  • Patient Flow and Line Management Plan|Offer FIT/FOBT in line BEFORE giving the flu shot
  • Assessing eligibility for FLU and FIT/FOBT
  • Develop systems to support follow-Up of FIT/FOBT kits dispensed. The intervention takes just a few minutes per patient and is implemented concurrently at seasonal flu vaccination clinics. One to 2 hours of staff training are required initially, with periodic brief review and reinforcement of program procedures and progress by a practice team leader or supervisor during the intervention.

Required Staffing (FTEs)

To implement a FLU-FIT or FLU-FOBT process, there may be a need to adjust staffing levels. If it is a high volume clinical site, there may be a need to assign one or more additional persons above what is usually need for flu shot season to help assess patient eligibility and dispense FIT kits. Depending on the setup, each team member may carry out all aspects of the FLU-FIT or FLU-FOBT process with patients|or the tasks can be divided. A nurse or other member of the medical team who works closely with the manager of the clinical site can act as a program coordinator.

Special Infrastructure

The Flu-FIT and Flu-FOBT Program can be implemented in community health centers, pharmacies, managed care organizations, and other health care settings where flu shots are provided and where FIT or FOBT is offered for average-risk colorectal cancer screening. To be successful, health care organizations offering Flu-FIT and Flu-FOBT Programs must be able to assure follow up of abnormal FIT or FOBT tests with diagnostic colonoscopy.

Required resources to implement the program include the following:

  • Mailed FLU-FIT and FLU-FOBT announcements
  • Clinic posters to advertise the program
  • Algorithms for patient flow and for using electronic medical records to assess FIT or FOBT eligibility
  • Script to introduce/explain FIT or FOBT with flu shots to patients
  • Visual aids to use when offering FIT or FOBT to patients
  • Multilingual materials to explain why colorectal cancer screening is important, completion instructions, and video instructions
  • Pre-addressed and pre-stamped mailing pouches Log sheet to record flu shots and kits dispensed
  • Clinic nursing staff Flu shots and FIT/FOBT Kits with Return Envelopes/Stamps. Downloadable, customizable versions of most of the required materials, as well as staff training slides and video demonstrations of how to use them, are available through the program website: http://flufit.org/programmaterials.html

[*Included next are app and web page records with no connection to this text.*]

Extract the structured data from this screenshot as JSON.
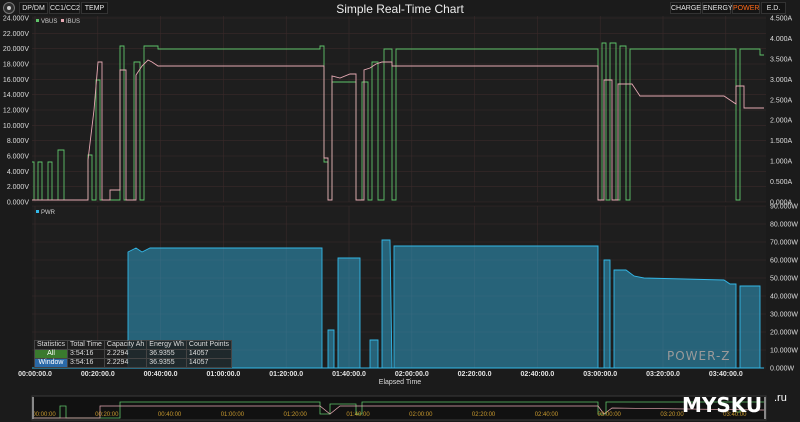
{
  "app": {
    "title": "Simple Real-Time Chart",
    "left_tabs": [
      "DP/DM",
      "CC1/CC2",
      "TEMP"
    ],
    "right_tabs": [
      "CHARGE",
      "ENERGY",
      "POWER",
      "E.D."
    ],
    "active_right_tab": "POWER"
  },
  "top_chart": {
    "legend": [
      "VBUS",
      "IBUS"
    ],
    "y_left_ticks": [
      "24.000V",
      "22.000V",
      "20.000V",
      "18.000V",
      "16.000V",
      "14.000V",
      "12.000V",
      "10.000V",
      "8.000V",
      "6.000V",
      "4.000V",
      "2.000V",
      "0.000V"
    ],
    "y_right_ticks": [
      "4.500A",
      "4.000A",
      "3.500A",
      "3.000A",
      "2.500A",
      "2.000A",
      "1.500A",
      "1.000A",
      "0.500A",
      "0.000A"
    ]
  },
  "bottom_chart": {
    "legend": [
      "PWR"
    ],
    "y_right_ticks": [
      "90.000W",
      "80.000W",
      "70.000W",
      "60.000W",
      "50.000W",
      "40.000W",
      "30.000W",
      "20.000W",
      "10.000W",
      "0.000W"
    ]
  },
  "x_axis": {
    "ticks": [
      "00:00:00.0",
      "00:20:00.0",
      "00:40:00.0",
      "01:00:00.0",
      "01:20:00.0",
      "01:40:00.0",
      "02:00:00.0",
      "02:20:00.0",
      "02:40:00.0",
      "03:00:00.0",
      "03:20:00.0",
      "03:40:00.0"
    ],
    "title": "Elapsed Time",
    "overview_ticks": [
      "00:00:00",
      "00:20:00",
      "00:40:00",
      "01:00:00",
      "01:20:00",
      "01:40:00",
      "02:00:00",
      "02:20:00",
      "02:40:00",
      "03:00:00",
      "03:20:00",
      "03:40:00"
    ]
  },
  "stats": {
    "headers": [
      "Statistics",
      "Total Time",
      "Capacity Ah",
      "Energy Wh",
      "Count Points"
    ],
    "rows": [
      [
        "All",
        "3:54:16",
        "2.2294",
        "36.9355",
        "14057"
      ],
      [
        "Window",
        "3:54:16",
        "2.2294",
        "36.9355",
        "14057"
      ]
    ]
  },
  "watermarks": {
    "brand": "POWER-Z",
    "site": "MYSKU",
    "site_suffix": ".ru"
  },
  "colors": {
    "vbus": "#5fc46a",
    "ibus": "#e6a9b3",
    "pwr": "#33b8e8",
    "active_tab": "#ff6a1a"
  }
}
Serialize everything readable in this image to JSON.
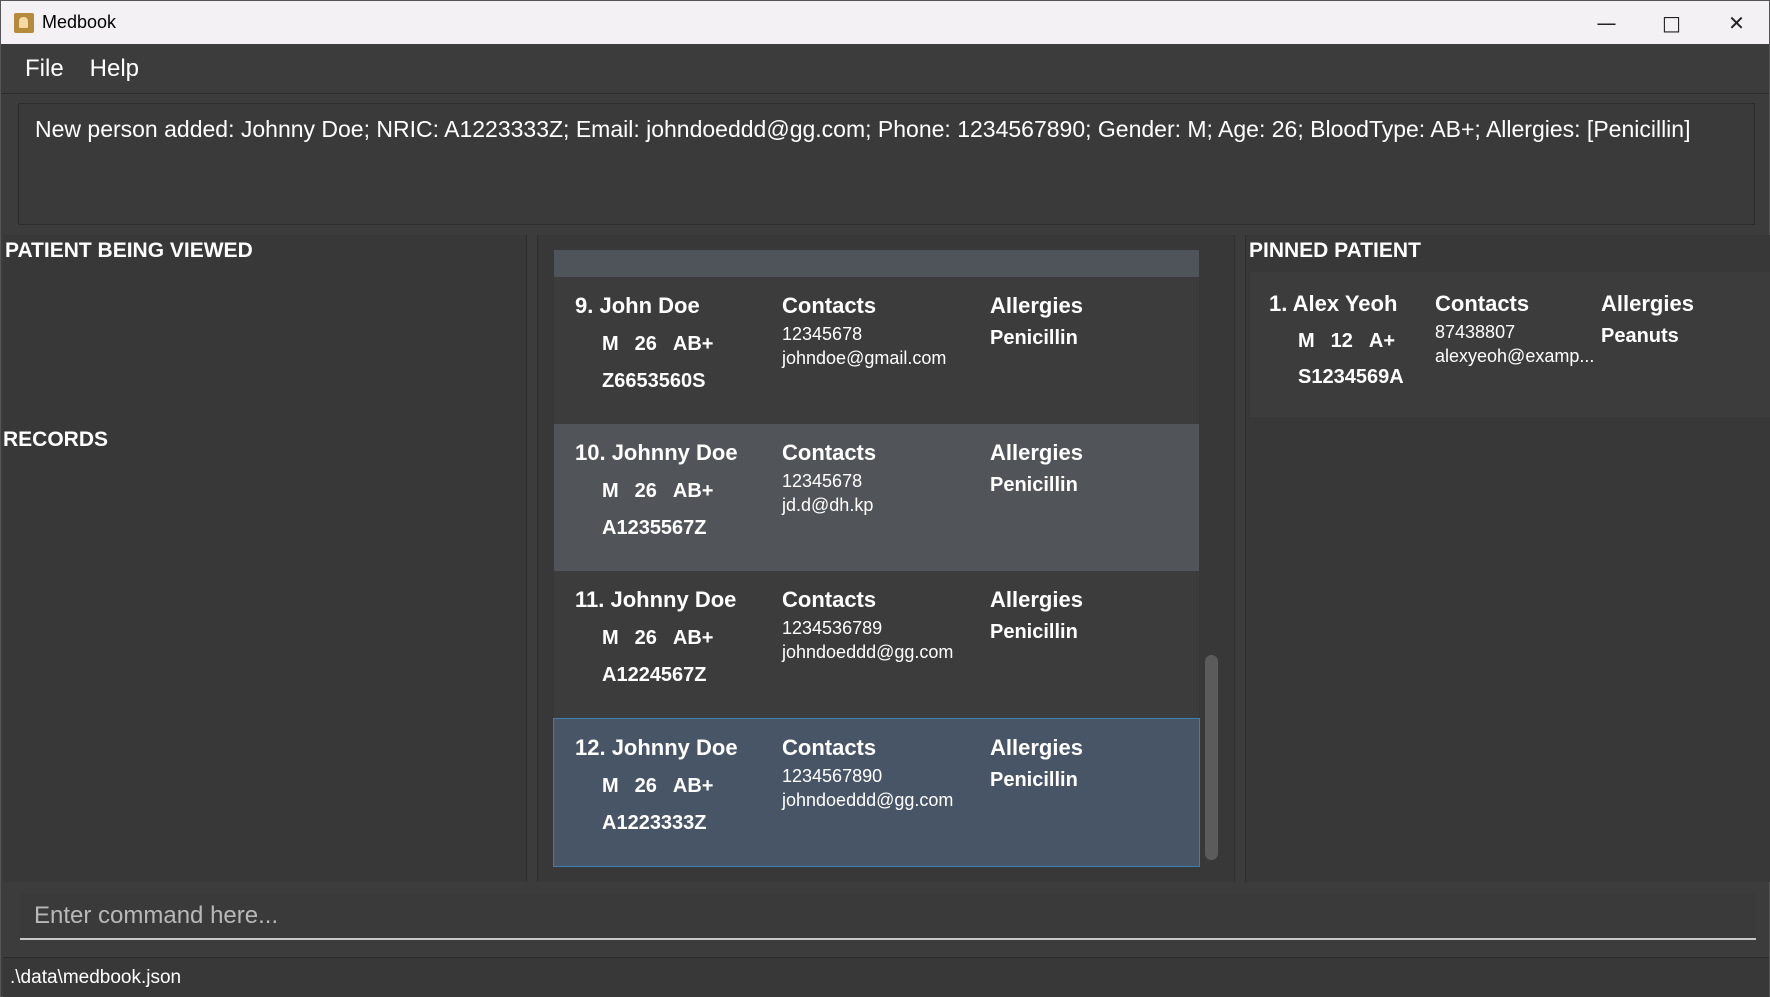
{
  "window": {
    "title": "Medbook",
    "minimize_icon": "minimize-icon",
    "maximize_icon": "maximize-icon",
    "close_icon": "close-icon"
  },
  "menu": {
    "items": [
      "File",
      "Help"
    ]
  },
  "result": {
    "text": "New person added: Johnny Doe; NRIC: A1223333Z; Email: johndoeddd@gg.com; Phone: 1234567890; Gender: M; Age: 26; BloodType: AB+; Allergies: [Penicillin]"
  },
  "left": {
    "viewing_heading": "PATIENT BEING VIEWED",
    "records_heading": "RECORDS"
  },
  "patients": [
    {
      "name": "9. John Doe",
      "gender": "M",
      "age": "26",
      "blood": "AB+",
      "nric": "Z6653560S",
      "contacts_label": "Contacts",
      "phone": "12345678",
      "email": "johndoe@gmail.com",
      "allergies_label": "Allergies",
      "allergy": "Penicillin"
    },
    {
      "name": "10. Johnny Doe",
      "gender": "M",
      "age": "26",
      "blood": "AB+",
      "nric": "A1235567Z",
      "contacts_label": "Contacts",
      "phone": "12345678",
      "email": "jd.d@dh.kp",
      "allergies_label": "Allergies",
      "allergy": "Penicillin"
    },
    {
      "name": "11. Johnny Doe",
      "gender": "M",
      "age": "26",
      "blood": "AB+",
      "nric": "A1224567Z",
      "contacts_label": "Contacts",
      "phone": "1234536789",
      "email": "johndoeddd@gg.com",
      "allergies_label": "Allergies",
      "allergy": "Penicillin"
    },
    {
      "name": "12. Johnny Doe",
      "gender": "M",
      "age": "26",
      "blood": "AB+",
      "nric": "A1223333Z",
      "contacts_label": "Contacts",
      "phone": "1234567890",
      "email": "johndoeddd@gg.com",
      "allergies_label": "Allergies",
      "allergy": "Penicillin"
    }
  ],
  "pinned": {
    "heading": "PINNED PATIENT",
    "patient": {
      "name": "1. Alex Yeoh",
      "gender": "M",
      "age": "12",
      "blood": "A+",
      "nric": "S1234569A",
      "contacts_label": "Contacts",
      "phone": "87438807",
      "email": "alexyeoh@examp...",
      "allergies_label": "Allergies",
      "allergy": "Peanuts"
    }
  },
  "command": {
    "placeholder": "Enter command here..."
  },
  "status": {
    "path": ".\\data\\medbook.json"
  }
}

Training

Setting up a FLU-FIT or FLU-FOBT Program requires staff training. The 5 key elements to include in the training should include:

  1. Information about the importance of both flu shots and colorectal cancer screening.
  2. Information about how to organize your workflow efficiently.
  3. Assessing eligibility for flu shots and for FIT or FOBT without waiting for a doctor;s order.
  4. Talking to patients about FIT or FOBT and how to complete the test.
  5. Information about how to record their work and provide follow-up of FIT or FOBT kits provided to patients.
Types of Staff

FLU-FIT and FLU-FOBT team members can be medical assistants or other health workers who enjoy working with patients and who can be trained to provide flu shots and/or FIT/FOBT kits to patients.

Outcome Measures

The primary outcome isthe change in CRC screening rates.

Process Measures

  • Flu shots and FIT/FOBT kits dispensed
  • FOBT completion rate (mailed kits, postcards and phone call reminders)
  • Results follow-up (follow-up appointment and colonoscopy)

Program Theory Documents

http://flufit.org/program/ProgramOverview.pdf

Additional Resources

The program website provides further information on various resources for implementation: http://flufit.org/index.html

Website Url

Key Contacts

Michael Potter, MD, Department of Family and Community Medicine, University of California, San Francisco

Snapshot

Topic
  • Access to care

  • Quality of care

Sector
  • Health care (payers, service providers, device/pharma, IT/infrastructure)

Time

Fewer than 12 months

This is a description.

Difficulty

Easy/not that challenging

Cost

Minimal

ROI

To be determined

Age
  • Adults 18+

Geographic Context
  • Urban/large city

  • Suburban

  • Small town

  • Village

  • Rural

Geographic Unit
  • Region (spanning several counties and/or towns)

Words to Describe